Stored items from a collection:
★ ★ ★ ★

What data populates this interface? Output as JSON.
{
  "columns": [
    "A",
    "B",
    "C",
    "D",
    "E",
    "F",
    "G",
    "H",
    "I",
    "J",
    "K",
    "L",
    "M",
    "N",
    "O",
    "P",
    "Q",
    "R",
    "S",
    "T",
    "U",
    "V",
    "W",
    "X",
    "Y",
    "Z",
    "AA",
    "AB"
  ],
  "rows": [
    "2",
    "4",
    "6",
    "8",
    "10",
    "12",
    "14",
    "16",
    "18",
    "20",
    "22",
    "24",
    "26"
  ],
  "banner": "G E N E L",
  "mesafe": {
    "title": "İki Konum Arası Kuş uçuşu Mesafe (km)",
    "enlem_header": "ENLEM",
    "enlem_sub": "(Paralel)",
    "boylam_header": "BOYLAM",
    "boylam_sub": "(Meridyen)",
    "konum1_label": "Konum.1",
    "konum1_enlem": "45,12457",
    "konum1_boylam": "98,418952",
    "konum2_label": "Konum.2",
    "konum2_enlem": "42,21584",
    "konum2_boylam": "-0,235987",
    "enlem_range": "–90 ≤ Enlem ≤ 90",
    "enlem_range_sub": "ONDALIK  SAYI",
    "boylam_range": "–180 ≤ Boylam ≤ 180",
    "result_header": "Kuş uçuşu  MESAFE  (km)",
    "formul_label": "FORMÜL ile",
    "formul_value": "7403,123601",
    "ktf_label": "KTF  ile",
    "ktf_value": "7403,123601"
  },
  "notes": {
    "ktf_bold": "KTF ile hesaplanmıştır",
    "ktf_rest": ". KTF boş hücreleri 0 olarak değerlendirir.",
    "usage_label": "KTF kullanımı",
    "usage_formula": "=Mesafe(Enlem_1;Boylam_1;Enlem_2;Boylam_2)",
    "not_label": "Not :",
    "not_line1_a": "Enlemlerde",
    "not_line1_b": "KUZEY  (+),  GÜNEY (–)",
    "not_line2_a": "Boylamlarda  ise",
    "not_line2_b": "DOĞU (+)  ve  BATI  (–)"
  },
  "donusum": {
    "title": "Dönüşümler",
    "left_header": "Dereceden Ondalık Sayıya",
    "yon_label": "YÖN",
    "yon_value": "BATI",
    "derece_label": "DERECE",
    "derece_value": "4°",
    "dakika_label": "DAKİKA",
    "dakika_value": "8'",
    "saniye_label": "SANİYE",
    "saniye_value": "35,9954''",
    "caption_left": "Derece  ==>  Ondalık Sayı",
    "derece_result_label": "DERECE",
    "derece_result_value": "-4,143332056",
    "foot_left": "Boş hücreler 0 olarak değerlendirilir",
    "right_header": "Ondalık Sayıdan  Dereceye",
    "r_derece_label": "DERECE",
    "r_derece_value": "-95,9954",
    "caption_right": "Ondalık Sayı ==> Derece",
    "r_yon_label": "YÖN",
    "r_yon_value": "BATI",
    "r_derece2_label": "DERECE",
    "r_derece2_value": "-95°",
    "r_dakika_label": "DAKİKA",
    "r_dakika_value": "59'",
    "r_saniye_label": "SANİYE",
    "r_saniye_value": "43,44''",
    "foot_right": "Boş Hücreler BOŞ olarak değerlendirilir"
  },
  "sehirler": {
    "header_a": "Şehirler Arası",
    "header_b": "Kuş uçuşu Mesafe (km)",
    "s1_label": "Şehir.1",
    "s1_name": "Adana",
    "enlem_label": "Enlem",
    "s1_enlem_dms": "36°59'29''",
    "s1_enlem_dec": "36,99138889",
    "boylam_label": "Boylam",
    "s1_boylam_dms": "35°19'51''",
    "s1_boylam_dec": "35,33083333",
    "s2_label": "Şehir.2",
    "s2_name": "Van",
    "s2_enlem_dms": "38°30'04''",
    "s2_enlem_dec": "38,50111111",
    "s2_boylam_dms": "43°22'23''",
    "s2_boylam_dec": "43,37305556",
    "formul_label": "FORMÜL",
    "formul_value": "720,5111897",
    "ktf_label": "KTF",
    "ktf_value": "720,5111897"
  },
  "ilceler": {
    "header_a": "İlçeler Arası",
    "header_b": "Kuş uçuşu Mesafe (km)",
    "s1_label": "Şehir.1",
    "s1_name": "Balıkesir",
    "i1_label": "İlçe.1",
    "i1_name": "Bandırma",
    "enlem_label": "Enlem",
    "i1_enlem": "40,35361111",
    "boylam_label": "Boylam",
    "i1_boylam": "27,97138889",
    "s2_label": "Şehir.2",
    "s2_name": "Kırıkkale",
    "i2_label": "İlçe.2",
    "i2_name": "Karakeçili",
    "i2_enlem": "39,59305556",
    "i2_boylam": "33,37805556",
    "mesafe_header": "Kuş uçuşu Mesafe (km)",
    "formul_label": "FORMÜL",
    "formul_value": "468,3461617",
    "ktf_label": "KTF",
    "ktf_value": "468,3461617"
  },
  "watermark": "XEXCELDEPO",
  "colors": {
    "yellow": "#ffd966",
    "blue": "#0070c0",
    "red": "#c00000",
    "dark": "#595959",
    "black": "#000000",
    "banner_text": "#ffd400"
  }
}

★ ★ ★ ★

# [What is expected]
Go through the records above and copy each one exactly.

# [Solution]
What data populates this interface? Output as JSON.
{
  "columns": [
    "A",
    "B",
    "C",
    "D",
    "E",
    "F",
    "G",
    "H",
    "I",
    "J",
    "K",
    "L",
    "M",
    "N",
    "O",
    "P",
    "Q",
    "R",
    "S",
    "T",
    "U",
    "V",
    "W",
    "X",
    "Y",
    "Z",
    "AA",
    "AB"
  ],
  "rows": [
    "2",
    "4",
    "6",
    "8",
    "10",
    "12",
    "14",
    "16",
    "18",
    "20",
    "22",
    "24",
    "26"
  ],
  "banner": "G E N E L",
  "mesafe": {
    "title": "İki Konum Arası Kuş uçuşu Mesafe (km)",
    "enlem_header": "ENLEM",
    "enlem_sub": "(Paralel)",
    "boylam_header": "BOYLAM",
    "boylam_sub": "(Meridyen)",
    "konum1_label": "Konum.1",
    "konum1_enlem": "45,12457",
    "konum1_boylam": "98,418952",
    "konum2_label": "Konum.2",
    "konum2_enlem": "42,21584",
    "konum2_boylam": "-0,235987",
    "enlem_range": "–90 ≤ Enlem ≤ 90",
    "enlem_range_sub": "ONDALIK  SAYI",
    "boylam_range": "–180 ≤ Boylam ≤ 180",
    "result_header": "Kuş uçuşu  MESAFE  (km)",
    "formul_label": "FORMÜL ile",
    "formul_value": "7403,123601",
    "ktf_label": "KTF  ile",
    "ktf_value": "7403,123601"
  },
  "notes": {
    "ktf_bold": "KTF ile hesaplanmıştır",
    "ktf_rest": ". KTF boş hücreleri 0 olarak değerlendirir.",
    "usage_label": "KTF kullanımı",
    "usage_formula": "=Mesafe(Enlem_1;Boylam_1;Enlem_2;Boylam_2)",
    "not_label": "Not :",
    "not_line1_a": "Enlemlerde",
    "not_line1_b": "KUZEY  (+),  GÜNEY (–)",
    "not_line2_a": "Boylamlarda  ise",
    "not_line2_b": "DOĞU (+)  ve  BATI  (–)"
  },
  "donusum": {
    "title": "Dönüşümler",
    "left_header": "Dereceden Ondalık Sayıya",
    "yon_label": "YÖN",
    "yon_value": "BATI",
    "derece_label": "DERECE",
    "derece_value": "4°",
    "dakika_label": "DAKİKA",
    "dakika_value": "8'",
    "saniye_label": "SANİYE",
    "saniye_value": "35,9954''",
    "caption_left": "Derece  ==>  Ondalık Sayı",
    "derece_result_label": "DERECE",
    "derece_result_value": "-4,143332056",
    "foot_left": "Boş hücreler 0 olarak değerlendirilir",
    "right_header": "Ondalık Sayıdan  Dereceye",
    "r_derece_label": "DERECE",
    "r_derece_value": "-95,9954",
    "caption_right": "Ondalık Sayı ==> Derece",
    "r_yon_label": "YÖN",
    "r_yon_value": "BATI",
    "r_derece2_label": "DERECE",
    "r_derece2_value": "-95°",
    "r_dakika_label": "DAKİKA",
    "r_dakika_value": "59'",
    "r_saniye_label": "SANİYE",
    "r_saniye_value": "43,44''",
    "foot_right": "Boş Hücreler BOŞ olarak değerlendirilir"
  },
  "sehirler": {
    "header_a": "Şehirler Arası",
    "header_b": "Kuş uçuşu Mesafe (km)",
    "s1_label": "Şehir.1",
    "s1_name": "Adana",
    "enlem_label": "Enlem",
    "s1_enlem_dms": "36°59'29''",
    "s1_enlem_dec": "36,99138889",
    "boylam_label": "Boylam",
    "s1_boylam_dms": "35°19'51''",
    "s1_boylam_dec": "35,33083333",
    "s2_label": "Şehir.2",
    "s2_name": "Van",
    "s2_enlem_dms": "38°30'04''",
    "s2_enlem_dec": "38,50111111",
    "s2_boylam_dms": "43°22'23''",
    "s2_boylam_dec": "43,37305556",
    "formul_label": "FORMÜL",
    "formul_value": "720,5111897",
    "ktf_label": "KTF",
    "ktf_value": "720,5111897"
  },
  "ilceler": {
    "header_a": "İlçeler Arası",
    "header_b": "Kuş uçuşu Mesafe (km)",
    "s1_label": "Şehir.1",
    "s1_name": "Balıkesir",
    "i1_label": "İlçe.1",
    "i1_name": "Bandırma",
    "enlem_label": "Enlem",
    "i1_enlem": "40,35361111",
    "boylam_label": "Boylam",
    "i1_boylam": "27,97138889",
    "s2_label": "Şehir.2",
    "s2_name": "Kırıkkale",
    "i2_label": "İlçe.2",
    "i2_name": "Karakeçili",
    "i2_enlem": "39,59305556",
    "i2_boylam": "33,37805556",
    "mesafe_header": "Kuş uçuşu Mesafe (km)",
    "formul_label": "FORMÜL",
    "formul_value": "468,3461617",
    "ktf_label": "KTF",
    "ktf_value": "468,3461617"
  },
  "watermark": "XEXCELDEPO",
  "colors": {
    "yellow": "#ffd966",
    "blue": "#0070c0",
    "red": "#c00000",
    "dark": "#595959",
    "black": "#000000",
    "banner_text": "#ffd400"
  }
}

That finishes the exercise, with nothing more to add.